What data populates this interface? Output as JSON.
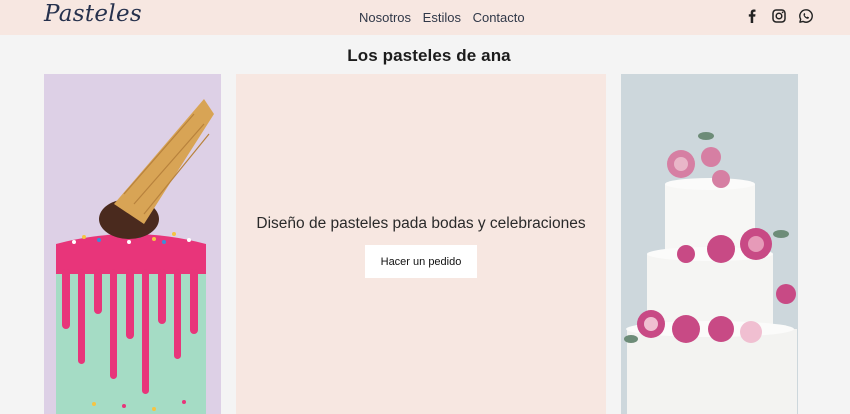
{
  "header": {
    "logo": "Pasteles",
    "nav": [
      "Nosotros",
      "Estilos",
      "Contacto"
    ],
    "social_icons": [
      "facebook-icon",
      "instagram-icon",
      "whatsapp-icon"
    ]
  },
  "main": {
    "title": "Los pasteles de ana",
    "tagline": "Diseño de pasteles pada bodas y celebraciones",
    "cta_label": "Hacer un pedido"
  },
  "colors": {
    "header_bg": "#f7e7e1",
    "page_bg": "#f4f4f4",
    "accent_pink": "#e8357a",
    "mint": "#9fd8c0"
  }
}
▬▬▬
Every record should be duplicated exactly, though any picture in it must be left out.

- Exercise answer
What data populates this interface? Output as JSON.
{
  "header": {
    "logo": "Pasteles",
    "nav": [
      "Nosotros",
      "Estilos",
      "Contacto"
    ],
    "social_icons": [
      "facebook-icon",
      "instagram-icon",
      "whatsapp-icon"
    ]
  },
  "main": {
    "title": "Los pasteles de ana",
    "tagline": "Diseño de pasteles pada bodas y celebraciones",
    "cta_label": "Hacer un pedido"
  },
  "colors": {
    "header_bg": "#f7e7e1",
    "page_bg": "#f4f4f4",
    "accent_pink": "#e8357a",
    "mint": "#9fd8c0"
  }
}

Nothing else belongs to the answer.